At Gastrointestinal Associates, we take infection control measures very seriously. We are so committed to this, in fact, that we have never experienced a single infection in our centers as a result of an endoscopic procedure since we began the very first gastrointestinal ambulatory surgery center in 1986. That is a remarkable record, and we are quite proud of it.
Nonetheless, we have already taken action on a number of fronts to further improve quality across our system based on newly introduced infection control practices. Data from a 2008 pilot study by the Centers for Medicare and Medicaid Services published in the June 9, 2010, issue of The Journal of the American Medical Association (JAMA) highlights a small number of ambulatory surgery centers (68 out of 5,200) that were not compliant with the new guidelines.
The JAMA study in question does have some shortcomings, not the least of which is the failure to document any actual infections. The study focuses on process deficiencies, not outcomes. The study also does not provide comparative data with hospitals. However, GIA generally applauds the efforts of regulators to improve clinical quality.
The study brings to light our goal to achieve 100 percent compliance with infection control measures throughout every procedure, every day. We absolutely agree with the need for continuous improvement in infection control, and are working hard to achieve it.
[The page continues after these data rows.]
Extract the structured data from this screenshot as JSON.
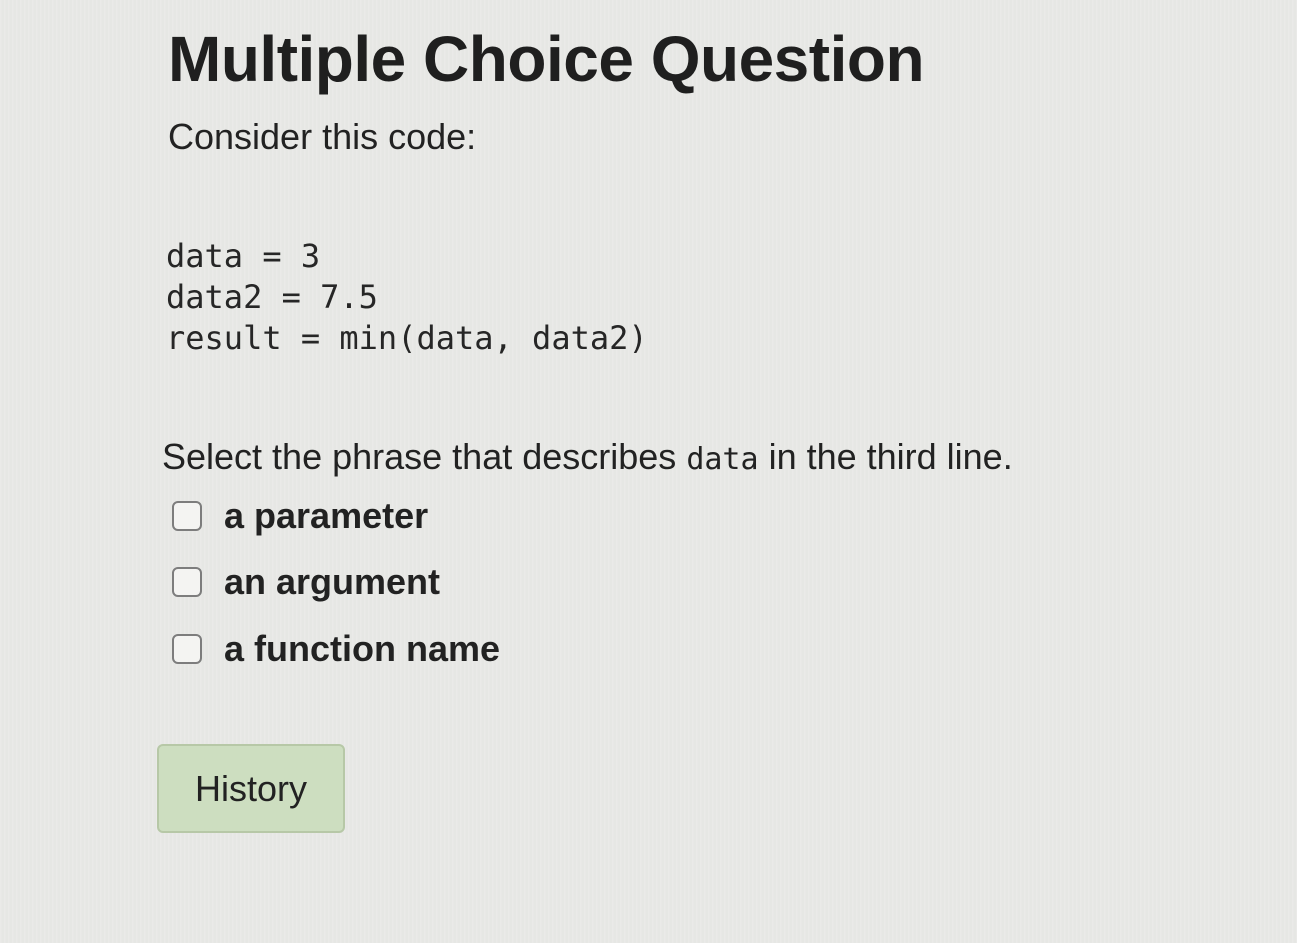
{
  "question": {
    "title": "Multiple Choice Question",
    "intro": "Consider this code:",
    "code_lines": [
      "data = 3",
      "data2 = 7.5",
      "result = min(data, data2)"
    ],
    "prompt_before": "Select the phrase that describes ",
    "prompt_code": "data",
    "prompt_after": " in the third line."
  },
  "options": [
    {
      "label": "a parameter",
      "checked": false
    },
    {
      "label": "an argument",
      "checked": false
    },
    {
      "label": "a function name",
      "checked": false
    }
  ],
  "actions": {
    "history_label": "History"
  },
  "colors": {
    "background": "#e6e7e4",
    "button": "#cddec0",
    "checkbox_border": "#7d7d7d"
  }
}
What it means for patients who have a procedure in our Ambulatory Surgery Centers is that they can rest assured that we are doing our best to comply with all infection control guidelines. The fact that we have never experienced a procedure-related infection in 24 years speaks loudly and clearly about our efforts.